Title: Take Shelter
Genre: Drama, Horror, Thriller
Director: Jeff Nichols
Screenwriters: Jeff Nichols
Starring: Michael Shannon, Jessica Chastain, Shea Whigha
Was first convinced that I was watching an allegory about the fragility of the Good Life: a construction worker (Michael Shannon), modestly scraping by in suburban Ohio, is tormented by visions of everything he treasures being brutally ripped away from him by natural disasters, lurking assailants, and acts of God. Disturbed, he starts taking real-life precautions against the imagined threats: locks away the gentle family dog that bit him in his dream; starts building a shelter in his back yard because a tornado hit the house in one of his visions. It is indeed scary, when you think about it, how easily one’s entire life can be decimated; the key is not to think about it. For a while, Take Shelter is a movie about a man who suddenly finds himself unable to do that.

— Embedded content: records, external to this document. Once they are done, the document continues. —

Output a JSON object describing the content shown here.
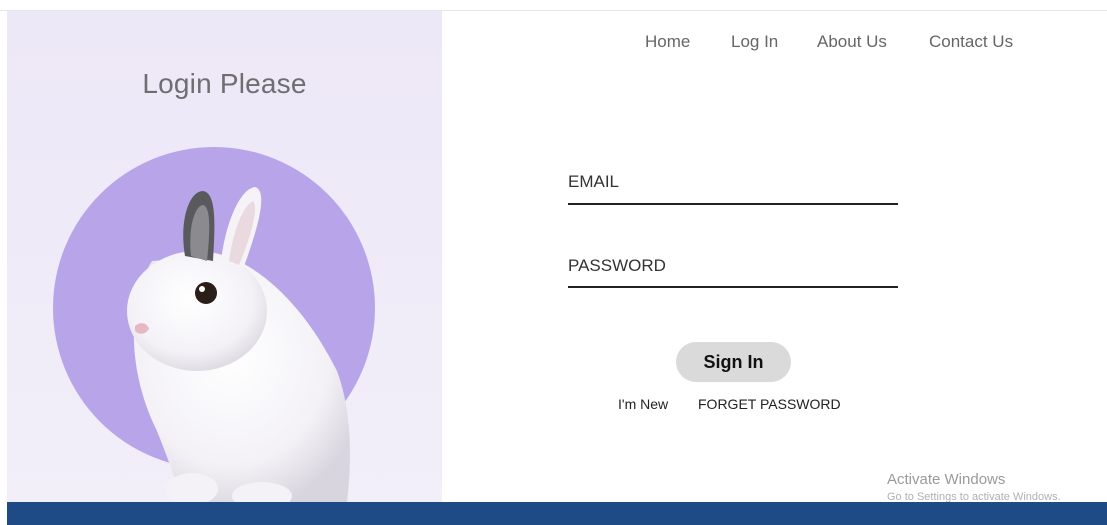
{
  "left": {
    "title": "Login Please"
  },
  "nav": {
    "items": [
      "Home",
      "Log In",
      "About Us",
      "Contact Us"
    ]
  },
  "form": {
    "email_label": "EMAIL",
    "password_label": "PASSWORD",
    "signin_label": "Sign In",
    "new_link": "I'm New",
    "forgot_link": "FORGET PASSWORD"
  },
  "watermark": {
    "line1": "Activate Windows",
    "line2": "Go to Settings to activate Windows."
  },
  "colors": {
    "accent_circle": "#b9a6ea",
    "footer": "#1e4a86",
    "button": "#dadada"
  }
}
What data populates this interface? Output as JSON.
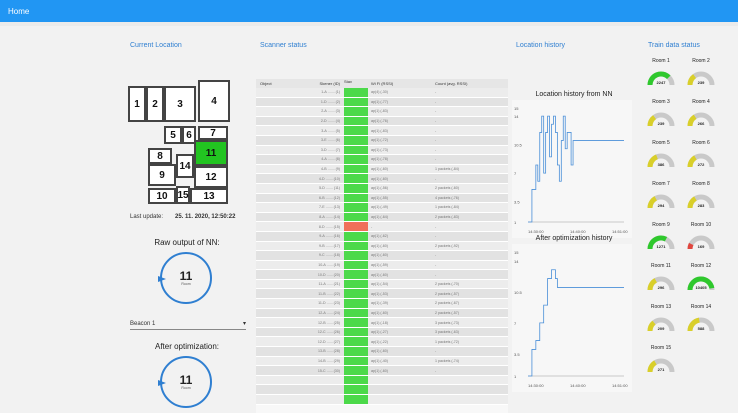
{
  "nav": {
    "home_label": "Home"
  },
  "sections": {
    "current_location": "Current Location",
    "scanner_status": "Scanner status",
    "location_history": "Location history",
    "train_data_status": "Train data status"
  },
  "rooms": [
    {
      "label": "1",
      "active": false
    },
    {
      "label": "2",
      "active": false
    },
    {
      "label": "3",
      "active": false
    },
    {
      "label": "4",
      "active": false
    },
    {
      "label": "5",
      "active": false
    },
    {
      "label": "6",
      "active": false
    },
    {
      "label": "7",
      "active": false
    },
    {
      "label": "8",
      "active": false
    },
    {
      "label": "9",
      "active": false
    },
    {
      "label": "10",
      "active": false
    },
    {
      "label": "11",
      "active": true
    },
    {
      "label": "12",
      "active": false
    },
    {
      "label": "13",
      "active": false
    },
    {
      "label": "14",
      "active": false
    },
    {
      "label": "15",
      "active": false
    }
  ],
  "last_update": {
    "label": "Last update:",
    "value": "25. 11. 2020, 12:50:22"
  },
  "nn_output": {
    "label": "Raw output of NN:",
    "value": "11",
    "unit": "Room"
  },
  "beacon_select": {
    "value": "Beacon 1"
  },
  "after_opt": {
    "label": "After optimization:",
    "value": "11",
    "unit": "Room"
  },
  "scanner_table": {
    "columns": [
      "Object",
      "Skener (ID)",
      "Stav",
      "Wi Fi (RSSI)",
      "Count (avg. RSSI)"
    ],
    "rows": [
      [
        "1-A ....... (1)",
        "green",
        "ap(4) (-30)",
        "-"
      ],
      [
        "1-D ....... (2)",
        "green",
        "ap(1) (-77)",
        "-"
      ],
      [
        "2-A ....... (3)",
        "green",
        "ap(1) (-83)",
        "-"
      ],
      [
        "2-D ....... (4)",
        "green",
        "ap(1) (-76)",
        "-"
      ],
      [
        "3-A ....... (5)",
        "green",
        "ap(1) (-83)",
        "-"
      ],
      [
        "3-E ....... (6)",
        "green",
        "ap(1) (-72)",
        "-"
      ],
      [
        "3-D ....... (7)",
        "green",
        "ap(1) (-73)",
        "-"
      ],
      [
        "4-A ....... (8)",
        "green",
        "ap(1) (-78)",
        "-"
      ],
      [
        "4-B ....... (9)",
        "green",
        "ap(1) (-60)",
        "1 packets (-84)"
      ],
      [
        "4-D ....... (10)",
        "green",
        "ap(1) (-60)",
        "-"
      ],
      [
        "5-D ....... (11)",
        "green",
        "ap(1) (-56)",
        "2 packets (-60)"
      ],
      [
        "6-B ....... (12)",
        "green",
        "ap(1) (-55)",
        "4 packets (-76)"
      ],
      [
        "7-E ....... (13)",
        "green",
        "ap(1) (-49)",
        "1 packets (-84)"
      ],
      [
        "8-A ....... (14)",
        "green",
        "ap(1) (-64)",
        "2 packets (-83)"
      ],
      [
        "8-D ....... (15)",
        "red",
        "-",
        "-"
      ],
      [
        "9-A ....... (16)",
        "green",
        "ap(1) (-62)",
        "-"
      ],
      [
        "9-B ....... (17)",
        "green",
        "ap(1) (-60)",
        "2 packets (-92)"
      ],
      [
        "9-C ....... (18)",
        "green",
        "ap(1) (-60)",
        "-"
      ],
      [
        "10-A ...... (19)",
        "green",
        "ap(1) (-59)",
        "-"
      ],
      [
        "10-D ...... (20)",
        "green",
        "ap(1) (-60)",
        "-"
      ],
      [
        "11-A ...... (21)",
        "green",
        "ap(1) (-54)",
        "2 packets (-70)"
      ],
      [
        "11-B ...... (22)",
        "green",
        "ap(1) (-53)",
        "2 packets (-57)"
      ],
      [
        "11-D ...... (23)",
        "green",
        "ap(1) (-39)",
        "2 packets (-67)"
      ],
      [
        "12-A ...... (24)",
        "green",
        "ap(1) (-60)",
        "2 packets (-57)"
      ],
      [
        "12-B ...... (25)",
        "green",
        "ap(1) (-18)",
        "3 packets (-73)"
      ],
      [
        "12-C ...... (26)",
        "green",
        "ap(1) (-27)",
        "3 packets (-63)"
      ],
      [
        "12-D ...... (27)",
        "green",
        "ap(1) (-22)",
        "1 packets (-72)"
      ],
      [
        "13-B ...... (28)",
        "green",
        "ap(1) (-60)",
        "-"
      ],
      [
        "14-B ...... (29)",
        "green",
        "ap(1) (-40)",
        "1 packets (-74)"
      ],
      [
        "15-C ...... (30)",
        "green",
        "ap(1) (-60)",
        "-"
      ],
      [
        "",
        "green",
        "",
        ""
      ],
      [
        "",
        "green",
        "",
        ""
      ],
      [
        "",
        "green",
        "",
        ""
      ]
    ]
  },
  "status_colors": {
    "green": "#4cd94a",
    "red": "#f0705a"
  },
  "charts": [
    {
      "title": "Location history from NN",
      "y_ticks": [
        "15",
        "14",
        "10.5",
        "7",
        "3.5",
        "1"
      ],
      "x_ticks": [
        "14:30:00",
        "14:40:00",
        "14:51:00"
      ],
      "y_values": [
        1,
        1,
        5,
        5,
        8,
        6,
        12,
        14,
        7,
        12,
        14,
        9,
        13,
        14,
        12,
        8,
        6,
        11,
        14,
        10,
        12,
        12,
        8,
        11,
        11,
        11,
        11,
        11,
        11,
        11,
        11,
        11,
        11,
        11,
        11,
        11,
        11,
        11,
        11,
        11,
        11,
        11,
        11,
        11,
        11,
        11,
        11,
        11,
        11,
        11
      ]
    },
    {
      "title": "After optimization history",
      "y_ticks": [
        "15",
        "14",
        "10.5",
        "7",
        "3.5",
        "1"
      ],
      "x_ticks": [
        "14:30:00",
        "14:40:00",
        "14:51:00"
      ],
      "y_values": [
        1,
        1,
        4,
        4,
        5,
        5,
        7,
        7,
        9,
        9,
        12,
        12,
        13,
        13,
        12,
        11,
        11,
        11,
        11,
        11,
        11,
        11,
        11,
        11,
        11,
        11,
        11,
        11,
        11,
        11,
        11,
        11,
        11,
        11,
        11,
        11,
        11,
        11,
        11,
        11,
        11,
        11,
        11,
        11,
        11,
        11,
        11,
        11,
        11,
        11
      ]
    }
  ],
  "gauges": [
    {
      "room": "Room 1",
      "value": "2247",
      "fill": 0.75,
      "color": "#2fc82d"
    },
    {
      "room": "Room 2",
      "value": "239",
      "fill": 0.3,
      "color": "#d9cf2a"
    },
    {
      "room": "Room 3",
      "value": "239",
      "fill": 0.3,
      "color": "#d9cf2a"
    },
    {
      "room": "Room 4",
      "value": "266",
      "fill": 0.32,
      "color": "#d9cf2a"
    },
    {
      "room": "Room 5",
      "value": "386",
      "fill": 0.38,
      "color": "#d9cf2a"
    },
    {
      "room": "Room 6",
      "value": "272",
      "fill": 0.33,
      "color": "#d9cf2a"
    },
    {
      "room": "Room 7",
      "value": "294",
      "fill": 0.34,
      "color": "#d9cf2a"
    },
    {
      "room": "Room 8",
      "value": "283",
      "fill": 0.33,
      "color": "#d9cf2a"
    },
    {
      "room": "Room 9",
      "value": "1271",
      "fill": 0.65,
      "color": "#2fc82d"
    },
    {
      "room": "Room 10",
      "value": "169",
      "fill": 0.15,
      "color": "#e0463e"
    },
    {
      "room": "Room 11",
      "value": "296",
      "fill": 0.34,
      "color": "#d9cf2a"
    },
    {
      "room": "Room 12",
      "value": "10405",
      "fill": 0.95,
      "color": "#2fc82d"
    },
    {
      "room": "Room 13",
      "value": "209",
      "fill": 0.28,
      "color": "#d9cf2a"
    },
    {
      "room": "Room 14",
      "value": "588",
      "fill": 0.45,
      "color": "#d9cf2a"
    },
    {
      "room": "Room 15",
      "value": "271",
      "fill": 0.33,
      "color": "#d9cf2a"
    }
  ]
}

Then it becomes something else: a more straightforward film about mental illness. Shannon’s Curtis, we learn, has a history of schizophrenia in his family. As his dreams get more and more pervasive and frightening, he starts seriously considering the possibility that he might be walking the same path his mother went down when she was around the same age: a breakdown followed by indefinite institutionalization. At the same time as he seems to be aware that he’s suffering from delusions — he seeks help and is honest with his counselors and doctors — he can’t resist their power, and his downward spiral continues. Is it possible to be acutely aware that you’re losing your grip on sanity, but not be able to do anything to stop it?
Take Shelter is beautiful and insinuating, with a killer sound design and accomplished performances by Shannon and Jessica Chastain as his wife. But the film’s two halves pull against each other in an unsatisfying way, forcing it to vacillate between a grandiose metaphor for the anxieties of middle-class existence and a visceral exploration of a man’s descent into madness. Combining the two seems inherently contradictory: either Curtis is insane and the rest of us can relax, or we’re all susceptible to his plight in our own ways, which seems to trivialize bona fide mental illness. The ending, which I think is meant to be ambiguous but is actually just kind of dumb, doesn’t help. Even so, this is a compelling, unique, relentlessly interesting film.
— Eugene Novikov